However, plunging global bond yields continued to stoke confusion among global growth optimists, and after being vindicated by the GDP data US 10-year yields hit a fresh 11-month low of 2.40 per cent before bouncing to 2.47 per cent, three points higher on the day.
The US growth uncertainty was compounded by pending home sales that rose less than forecast, but sentiment was supported by weekly jobless claims that fell to five-year lows.
The Australian dollar continued its bounce on better-than-expected capital expenditure data, rising US0.3¢ to US93.25¢, while government 10-year yields rose just 1.3 points to 3.656 per cent.
“The uncertainties around the drivers of the persistent bond rally, which has had such an influence on currencies, suggest running less than full risk,” ANZ global head of markets research Richard Yetsenga said.
The Shanghai composite index was up 0.2 per cent at the close of the ASX
In Tokyo the Nikkei index was off 0.3 per cent as a surge in consumer inflation to 3.4 per cent, driven by food and energy costs, ended hopes the Bank of Japan would ramp up its stimulus programme this year.
Japanese industrial production fell 2.5 per cent and household spending slumped 4.6 per cent in April both far worse than forecast.
Dalian iron ore futures fell 2.5 per cent and steel rebar futures dropped 1.7 per cent, signalling further weakness in spot iron ore which dropped 1.1 per cent to US95.70 a tonne, a fresh 20-month low.
“If the market fails to find support at USD95/t we could see prices dip to USD90/t, although demand fundamentals do point to a recovery in June. On the supply front, concerns over potential supply disruption as the result of industrial action have now shifted to Brazil,” ANZ commodity strategists said in a client note.
Gold bounced $US5 to $US1258 an ounce but copper finally weakened, falling 0.9 per cent from an 11-week high to $US6880 a tonne on the dismal US growth data.

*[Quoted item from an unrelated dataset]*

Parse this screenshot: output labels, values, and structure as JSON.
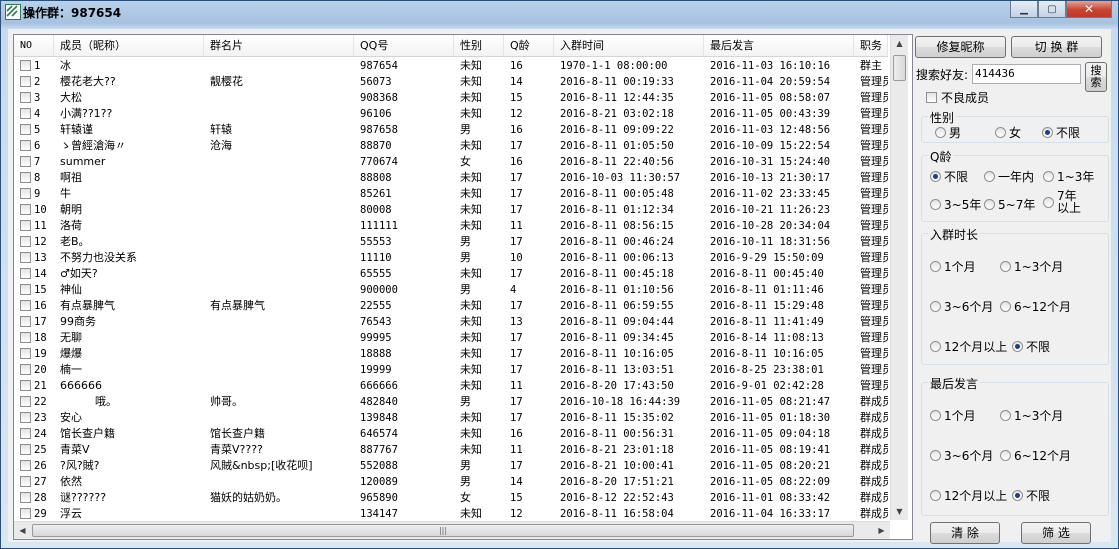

Poor performances by local miners and the big banks pulled the local bourse lower on Friday, IG Market analyst Stan Shamu said.
"The biggest concern is that iron ore prices are continuing to slide,” Mr Shamu said.
"All of the iron ore miners have extended their losses and the banks aren’t firing on all cylinders so that’s compounded it."
Iron ore prices for May are now down 12 per cent for the month to $US96.80.
Locally, the big miners led the losses.
Rio Tinto had dropped 77 cents to $59.30, BHP Billiton had shed 48 cents to $37.01 and Fortescue Metals was 13 cents lower at $4.41.
Three of the four big banks ended in negative territory, with Westpac down 10 cents to $34.42, ANZ dropped 24 cents to $33.49, Commonwealth Bank had shed 46 cents to $81.59 but National Australia Bank was eight cents higher at $33.49.
The broader All Ordinaries index was down 13.9 points, or 0.25 per cent, at 5485.3.
The June share price index futures contract was 21 points lower at 5510, with 22,675 contracts traded.
National turnover was 1.7 billion securities worth $6.2 billion.